Is epilepsy surgery done unilaterally or bilaterally? Why?
Unilaterally to temporal lobe to avoid amnesia
What brain damage inhibits object recog?
What brain damage inhibits place recog?
What brain damage inhibits context recog?
What part of the brain is responsible for spatial memory?
What experience showed which part of the brain is responsible for spatial memory?
In a water maze study you're essentially dropped in a pool and you have to find your way to a platform that you can't see. On the walls there are a bunch of things (bright lights, flag, etc..) that help to give you context. The only way that you can learn to do this task better is based on the context clues. Damage to the hippocampus prevents you from learning to do this task better because you can no longer understand the context clues.
What is the subiculum?
Brain structure that receives input from hippocampus
What real-life situation can cause damage to the hippocampus? Symptom?
People with transient global ischemia can suffer from damage to the hippocampus because neurons in the hippocampus are very sensitive to O2 deprivation so they tend to die off a lot due to the ischemia.
Individuals with this type of disease have very large deficits in spatial navigation
What can happen to memories as they are retrieved/reconsolidated? What do we call this?
When you retrieve a memory and are in the process of reconsolidating it, that memory can change => labile memories
Where was LTP first discovered?
Purpose of LTP?
Strong important signals should be remembered and weak ones should be forgotten
If you had a glutamatergic synapse with only NMDA receptors, would be able to signal through it? What would we call this synapse?
What is LTP the basis of?
What is an inhibitory avoidance task?
Positive punishment to decrease frequency of a behavior and increase avoidance of it
Difference between repetition suppression and habituation?
Habituation is seen on the circuit level
Repetition suppression is seen on the single cell level
For extinction, do you necessarily need to use another CS to teach the mouse that it will not get shocked? Or does that just accelerate the extinction process?
Simply accelerates the process - not necessary
What is acquisition/encoding?
The processing of physical sensory input into memory

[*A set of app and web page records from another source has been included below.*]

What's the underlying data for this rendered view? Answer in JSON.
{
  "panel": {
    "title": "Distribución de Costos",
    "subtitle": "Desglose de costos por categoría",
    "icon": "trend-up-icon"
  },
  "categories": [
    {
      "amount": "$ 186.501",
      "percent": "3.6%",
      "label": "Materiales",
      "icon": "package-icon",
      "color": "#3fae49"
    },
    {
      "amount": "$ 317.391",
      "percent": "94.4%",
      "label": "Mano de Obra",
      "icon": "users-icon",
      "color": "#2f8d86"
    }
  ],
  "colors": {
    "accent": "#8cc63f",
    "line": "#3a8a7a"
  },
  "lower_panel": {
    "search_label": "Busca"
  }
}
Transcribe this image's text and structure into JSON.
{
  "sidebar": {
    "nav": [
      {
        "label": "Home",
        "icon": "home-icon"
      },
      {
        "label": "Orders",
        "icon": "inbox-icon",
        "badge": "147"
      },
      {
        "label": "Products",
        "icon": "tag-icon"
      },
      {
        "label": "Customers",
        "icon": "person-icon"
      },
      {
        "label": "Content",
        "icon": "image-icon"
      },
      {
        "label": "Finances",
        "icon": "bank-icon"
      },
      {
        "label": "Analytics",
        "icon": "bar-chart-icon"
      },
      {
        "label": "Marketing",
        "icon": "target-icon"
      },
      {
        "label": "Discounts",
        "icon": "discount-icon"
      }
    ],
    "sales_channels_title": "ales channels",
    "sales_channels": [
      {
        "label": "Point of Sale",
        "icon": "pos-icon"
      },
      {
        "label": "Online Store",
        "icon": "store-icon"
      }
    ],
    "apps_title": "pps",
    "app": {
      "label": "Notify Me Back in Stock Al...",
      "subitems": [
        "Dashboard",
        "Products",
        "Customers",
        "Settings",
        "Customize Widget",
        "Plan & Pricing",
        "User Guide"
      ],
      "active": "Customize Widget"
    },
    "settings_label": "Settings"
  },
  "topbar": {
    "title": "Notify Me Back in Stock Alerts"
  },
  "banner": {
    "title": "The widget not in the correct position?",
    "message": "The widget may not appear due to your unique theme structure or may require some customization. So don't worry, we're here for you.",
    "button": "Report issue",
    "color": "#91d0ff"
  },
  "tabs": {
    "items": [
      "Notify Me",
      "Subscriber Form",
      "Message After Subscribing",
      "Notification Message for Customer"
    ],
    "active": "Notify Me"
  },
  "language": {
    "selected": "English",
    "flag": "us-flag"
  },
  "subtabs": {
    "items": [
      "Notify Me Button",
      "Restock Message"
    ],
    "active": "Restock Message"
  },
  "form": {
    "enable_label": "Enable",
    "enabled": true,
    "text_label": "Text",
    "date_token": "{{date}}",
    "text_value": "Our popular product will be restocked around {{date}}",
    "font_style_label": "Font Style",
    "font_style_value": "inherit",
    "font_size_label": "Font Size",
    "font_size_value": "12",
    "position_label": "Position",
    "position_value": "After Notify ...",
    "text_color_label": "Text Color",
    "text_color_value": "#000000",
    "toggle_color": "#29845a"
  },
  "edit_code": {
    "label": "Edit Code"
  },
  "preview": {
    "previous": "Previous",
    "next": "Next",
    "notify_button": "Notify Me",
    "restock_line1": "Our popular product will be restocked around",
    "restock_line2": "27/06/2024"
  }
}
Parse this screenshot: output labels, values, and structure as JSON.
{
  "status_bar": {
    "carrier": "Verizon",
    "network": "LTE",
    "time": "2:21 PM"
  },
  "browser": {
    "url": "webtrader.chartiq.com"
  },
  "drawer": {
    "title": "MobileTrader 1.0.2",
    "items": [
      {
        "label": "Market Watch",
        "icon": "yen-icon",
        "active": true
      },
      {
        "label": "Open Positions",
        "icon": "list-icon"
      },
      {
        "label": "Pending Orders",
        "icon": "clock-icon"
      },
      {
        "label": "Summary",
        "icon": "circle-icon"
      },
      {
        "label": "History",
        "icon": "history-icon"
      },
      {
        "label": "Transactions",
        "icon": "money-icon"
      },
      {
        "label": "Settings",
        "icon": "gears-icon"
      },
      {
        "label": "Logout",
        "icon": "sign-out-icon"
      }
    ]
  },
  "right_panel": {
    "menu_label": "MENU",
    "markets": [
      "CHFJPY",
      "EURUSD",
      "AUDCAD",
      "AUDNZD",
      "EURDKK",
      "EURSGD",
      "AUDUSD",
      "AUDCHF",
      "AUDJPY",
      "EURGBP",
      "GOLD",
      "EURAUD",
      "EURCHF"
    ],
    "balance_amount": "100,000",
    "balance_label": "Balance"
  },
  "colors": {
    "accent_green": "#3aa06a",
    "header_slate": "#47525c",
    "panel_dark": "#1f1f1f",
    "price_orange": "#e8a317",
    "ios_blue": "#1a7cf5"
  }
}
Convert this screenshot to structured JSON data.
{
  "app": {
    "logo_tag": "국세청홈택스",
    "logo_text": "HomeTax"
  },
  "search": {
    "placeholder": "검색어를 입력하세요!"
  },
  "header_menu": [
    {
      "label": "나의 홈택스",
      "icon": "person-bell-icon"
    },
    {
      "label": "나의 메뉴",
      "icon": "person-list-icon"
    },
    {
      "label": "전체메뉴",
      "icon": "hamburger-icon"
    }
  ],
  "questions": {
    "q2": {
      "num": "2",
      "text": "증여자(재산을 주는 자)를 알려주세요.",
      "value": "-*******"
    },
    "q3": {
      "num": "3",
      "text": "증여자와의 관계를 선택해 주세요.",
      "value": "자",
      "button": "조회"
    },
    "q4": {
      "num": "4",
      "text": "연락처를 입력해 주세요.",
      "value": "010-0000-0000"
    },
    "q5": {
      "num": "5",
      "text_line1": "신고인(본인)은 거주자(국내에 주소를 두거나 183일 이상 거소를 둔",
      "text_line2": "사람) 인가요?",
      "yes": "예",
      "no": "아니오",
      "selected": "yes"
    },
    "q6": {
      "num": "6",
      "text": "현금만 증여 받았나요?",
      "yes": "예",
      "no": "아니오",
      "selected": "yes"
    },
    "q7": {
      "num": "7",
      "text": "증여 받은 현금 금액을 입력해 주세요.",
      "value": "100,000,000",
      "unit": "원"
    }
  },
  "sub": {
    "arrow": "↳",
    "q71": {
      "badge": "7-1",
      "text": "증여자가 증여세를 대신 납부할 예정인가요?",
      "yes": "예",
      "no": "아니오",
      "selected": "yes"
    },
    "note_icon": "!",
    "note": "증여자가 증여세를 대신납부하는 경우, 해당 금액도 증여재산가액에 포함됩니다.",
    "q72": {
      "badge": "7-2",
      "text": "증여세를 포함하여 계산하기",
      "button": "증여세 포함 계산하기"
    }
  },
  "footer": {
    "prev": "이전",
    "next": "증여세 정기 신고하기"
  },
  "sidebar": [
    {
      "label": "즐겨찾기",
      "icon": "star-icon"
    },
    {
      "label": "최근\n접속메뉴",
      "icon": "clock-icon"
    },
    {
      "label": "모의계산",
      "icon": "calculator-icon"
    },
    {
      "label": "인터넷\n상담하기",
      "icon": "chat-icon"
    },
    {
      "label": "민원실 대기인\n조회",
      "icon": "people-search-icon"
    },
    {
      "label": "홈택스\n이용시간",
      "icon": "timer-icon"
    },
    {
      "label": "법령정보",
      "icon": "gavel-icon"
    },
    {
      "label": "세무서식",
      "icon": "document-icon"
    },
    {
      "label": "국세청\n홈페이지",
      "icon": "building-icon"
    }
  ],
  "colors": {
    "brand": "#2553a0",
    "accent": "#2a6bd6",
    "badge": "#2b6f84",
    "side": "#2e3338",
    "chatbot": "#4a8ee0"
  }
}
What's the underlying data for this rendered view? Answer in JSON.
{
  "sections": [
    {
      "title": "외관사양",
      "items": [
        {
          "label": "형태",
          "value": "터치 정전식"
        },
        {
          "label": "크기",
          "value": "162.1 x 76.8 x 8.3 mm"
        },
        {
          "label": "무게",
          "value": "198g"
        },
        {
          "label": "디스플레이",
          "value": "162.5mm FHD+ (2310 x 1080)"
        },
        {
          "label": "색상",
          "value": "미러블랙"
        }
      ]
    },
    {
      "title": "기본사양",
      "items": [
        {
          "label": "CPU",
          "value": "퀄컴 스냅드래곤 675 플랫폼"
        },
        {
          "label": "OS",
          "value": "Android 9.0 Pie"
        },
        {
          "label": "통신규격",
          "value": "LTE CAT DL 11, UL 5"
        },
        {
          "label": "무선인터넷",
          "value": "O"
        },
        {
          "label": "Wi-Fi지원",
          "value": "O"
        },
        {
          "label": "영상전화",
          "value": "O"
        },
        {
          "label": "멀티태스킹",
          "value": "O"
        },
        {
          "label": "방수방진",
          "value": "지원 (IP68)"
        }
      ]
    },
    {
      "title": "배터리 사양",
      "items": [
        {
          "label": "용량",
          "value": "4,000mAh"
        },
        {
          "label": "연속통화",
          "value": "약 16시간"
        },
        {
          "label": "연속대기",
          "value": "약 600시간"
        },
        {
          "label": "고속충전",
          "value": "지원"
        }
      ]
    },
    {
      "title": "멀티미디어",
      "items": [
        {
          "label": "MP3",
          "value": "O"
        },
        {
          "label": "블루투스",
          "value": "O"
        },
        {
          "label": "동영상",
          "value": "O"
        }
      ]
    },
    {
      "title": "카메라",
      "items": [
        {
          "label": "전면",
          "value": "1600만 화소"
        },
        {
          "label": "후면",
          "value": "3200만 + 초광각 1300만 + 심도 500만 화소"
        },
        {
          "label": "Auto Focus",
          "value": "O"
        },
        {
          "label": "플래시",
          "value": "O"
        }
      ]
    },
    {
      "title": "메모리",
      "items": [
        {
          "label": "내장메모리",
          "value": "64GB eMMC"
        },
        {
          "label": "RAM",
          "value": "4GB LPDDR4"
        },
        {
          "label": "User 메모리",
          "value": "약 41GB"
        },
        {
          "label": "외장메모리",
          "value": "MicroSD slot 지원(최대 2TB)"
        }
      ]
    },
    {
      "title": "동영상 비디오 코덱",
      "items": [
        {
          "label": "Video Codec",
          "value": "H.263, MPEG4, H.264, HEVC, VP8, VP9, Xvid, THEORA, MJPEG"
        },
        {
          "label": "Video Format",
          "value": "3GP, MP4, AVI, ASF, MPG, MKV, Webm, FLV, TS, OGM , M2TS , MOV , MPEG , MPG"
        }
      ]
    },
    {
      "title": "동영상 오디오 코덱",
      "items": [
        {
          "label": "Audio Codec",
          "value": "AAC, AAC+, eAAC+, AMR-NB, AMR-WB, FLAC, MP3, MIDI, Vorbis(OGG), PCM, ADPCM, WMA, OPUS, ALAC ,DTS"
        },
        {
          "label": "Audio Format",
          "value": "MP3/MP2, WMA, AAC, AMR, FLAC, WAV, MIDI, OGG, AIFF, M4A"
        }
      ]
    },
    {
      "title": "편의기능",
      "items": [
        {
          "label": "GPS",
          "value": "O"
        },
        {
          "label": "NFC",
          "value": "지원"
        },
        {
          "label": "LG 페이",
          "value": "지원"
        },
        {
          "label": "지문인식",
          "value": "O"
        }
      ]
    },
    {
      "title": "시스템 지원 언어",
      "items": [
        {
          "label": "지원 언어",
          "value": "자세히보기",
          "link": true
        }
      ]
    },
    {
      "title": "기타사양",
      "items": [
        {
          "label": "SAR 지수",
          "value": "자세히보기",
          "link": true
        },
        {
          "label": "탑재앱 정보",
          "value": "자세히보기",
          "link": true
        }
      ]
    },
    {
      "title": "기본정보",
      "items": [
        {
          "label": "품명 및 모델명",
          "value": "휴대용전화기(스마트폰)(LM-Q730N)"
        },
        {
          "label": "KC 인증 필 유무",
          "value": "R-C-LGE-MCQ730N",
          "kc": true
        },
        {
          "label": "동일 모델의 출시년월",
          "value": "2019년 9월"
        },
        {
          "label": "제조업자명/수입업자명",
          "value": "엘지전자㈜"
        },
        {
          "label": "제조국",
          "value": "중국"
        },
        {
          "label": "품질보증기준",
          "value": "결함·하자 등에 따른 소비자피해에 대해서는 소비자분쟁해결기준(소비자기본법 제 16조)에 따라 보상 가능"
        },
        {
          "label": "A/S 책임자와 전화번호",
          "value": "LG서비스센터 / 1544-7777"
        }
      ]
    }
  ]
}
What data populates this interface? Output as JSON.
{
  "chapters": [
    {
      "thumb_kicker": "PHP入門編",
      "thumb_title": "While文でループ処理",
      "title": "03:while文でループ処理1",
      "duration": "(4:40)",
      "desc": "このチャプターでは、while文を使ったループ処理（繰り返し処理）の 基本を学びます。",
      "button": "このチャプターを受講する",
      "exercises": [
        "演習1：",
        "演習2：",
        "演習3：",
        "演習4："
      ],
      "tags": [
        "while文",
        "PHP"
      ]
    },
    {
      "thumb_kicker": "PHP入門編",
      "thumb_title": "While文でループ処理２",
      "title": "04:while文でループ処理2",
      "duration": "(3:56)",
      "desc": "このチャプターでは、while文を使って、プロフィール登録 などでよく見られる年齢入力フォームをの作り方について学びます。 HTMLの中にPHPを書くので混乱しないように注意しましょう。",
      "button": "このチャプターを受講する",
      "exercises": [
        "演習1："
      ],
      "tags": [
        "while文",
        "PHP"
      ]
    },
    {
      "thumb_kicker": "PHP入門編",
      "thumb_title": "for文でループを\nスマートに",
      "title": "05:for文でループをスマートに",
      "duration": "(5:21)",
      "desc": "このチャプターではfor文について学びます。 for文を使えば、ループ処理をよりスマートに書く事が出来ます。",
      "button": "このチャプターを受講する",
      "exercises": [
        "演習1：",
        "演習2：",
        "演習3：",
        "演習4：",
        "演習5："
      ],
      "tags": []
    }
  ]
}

What is consolidation? What is it sensitive to?
Process of stabilizing the memory trace
Sensitive to disruption
What is retrieval/recall?
Act of retrieving from long-term memory a specific incident or fact